Ken Chahine has served as Senior Vice President and General Manager for Ancestry DNA, LLC since 2011. Prior to joining us he held several positions, including as Chief Executive Officer of Avigen, a biotechnology company, in the Department of Human Genetics at the University of Utah, and at Parke-Davis Pharmaceuticals (currently Pfizer). Mr. Chahine also teaches a course focused on new venture development, intellectual property, and licensing at the University of Utah’s College of Law. He earned a Ph.D. in Biochemistry from the University of Michigan, a J.D. from the University of Utah College of Law, and a B.A. in Chemistry from Florida State University.
The genetic genealogy world is abuzz following a recent report in news outlets around the world (including CNN, Seattle PI, Daily Mail, etc) that investigators have used public genetic genealogy DNA databases for leads in a 20-year-old cold case.
In December 1991, 16-year-old Sarah Yarborough was tragically murdered in Federal Way, Washington. Despite an extensive investigation, no suspect has ever been named. Investigators have sketches of a man they believe might have been involved, but there is no name to put to the pictures.
Investigators did find some important evidence however: DNA left at the scene, possibly by Yarborough’s attacker.
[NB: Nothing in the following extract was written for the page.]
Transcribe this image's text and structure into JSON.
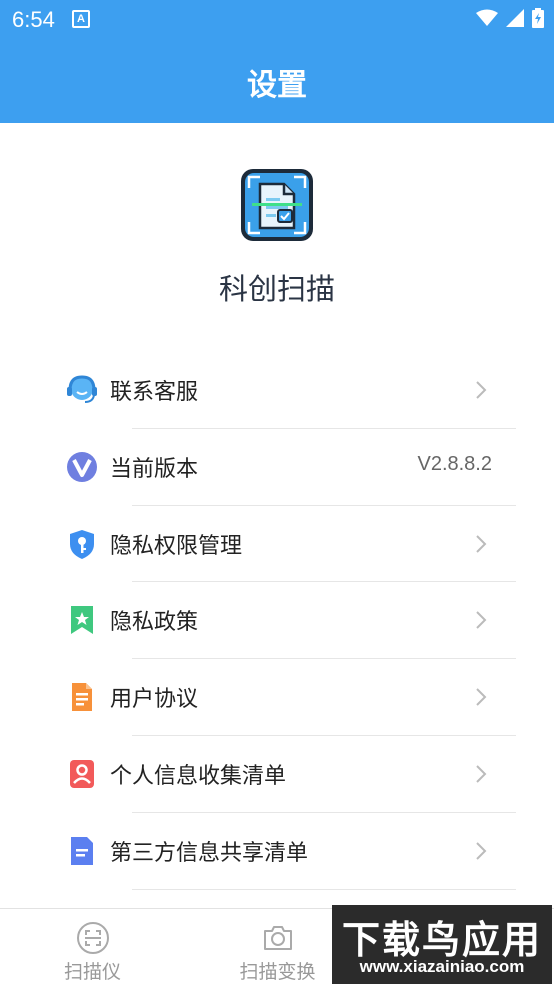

Late last year, investigators gave the DNA profile (apparently the Y-DNA profile) to California-based forensic consultant Colleen Fitzpatrick (who I’ve written about before here on TGG). Fitzpatrick, it appears, compared the Y-DNA profile to publicly-available Y-DNA databases, such as Ysearch, in an attempt to identify a potential match for the profile. After identifying potential matches, Fitzpatrick could then potentially identify the surname of the Y-DNA’s donor. For example, if all Bettingers have a particular Y-DNA profile and a sample Y-DNA profile closely matches that particular Y-DNA profile, then it is likely that the parties are either closely or distantly related (on a scale of 10s or 1000s of years), and they could potentially have the same surname.
Yesterday, at Health 2.0 in San Francisco, 23andMe announced that it will be offering sequencing of exomes with 80x coverage for $999. At Exome 80x, 23andMe discusses their test:
Your exome is the 50 million DNA bases of your genome containing the information necessary to encode all your proteins. Informally, you can think of the exome as the DNA sequence of your genes.
Your entire genome is made up of your exome plus other DNA, consisting of three billion bases with repetitive sequences, sequences of unknown function, and DNA that does not code for proteins.
Note that the Exome 80x test is only available to current customers, and is determined on a “first come, first served” basis. Further, test-takers will initially only receive their raw data of 50 million DNA bases at 80x coverage, but 23andMe plans to develop new tools to take advantage of exome sequencing.
Lone Frank, a journalist and author with a Ph.D. in neurobiology, has just published her fourth book, entitled “My Beautiful Genome: Exposing Our Genetic Future, One Quirk at a Time” (available for pre-order at Amazon). A chapter of the book is available here (pdf).
Frank describes her book thusly: “This book is my very personal take on personal genomics. It chronicles my meetings and interviews with leading scientists and lays out the – somtimes [sic] disquieting – discoveries I make in my own genome.”
The book is described as follows at Amazon:
“Internationally acclaimed science writer Lone Frank swabs up her DNA to provide the first truly intimate account of the new science of consumer-led genomics. She challenges the scientists and business mavericks intent on mapping every baby’s genome, ponders the consequences of biological fortune-telling, and prods the psychologists who hope to uncover just how important our environment really is – a quest made all the more gripping as Frank considers her family’s and her own struggles with depression.”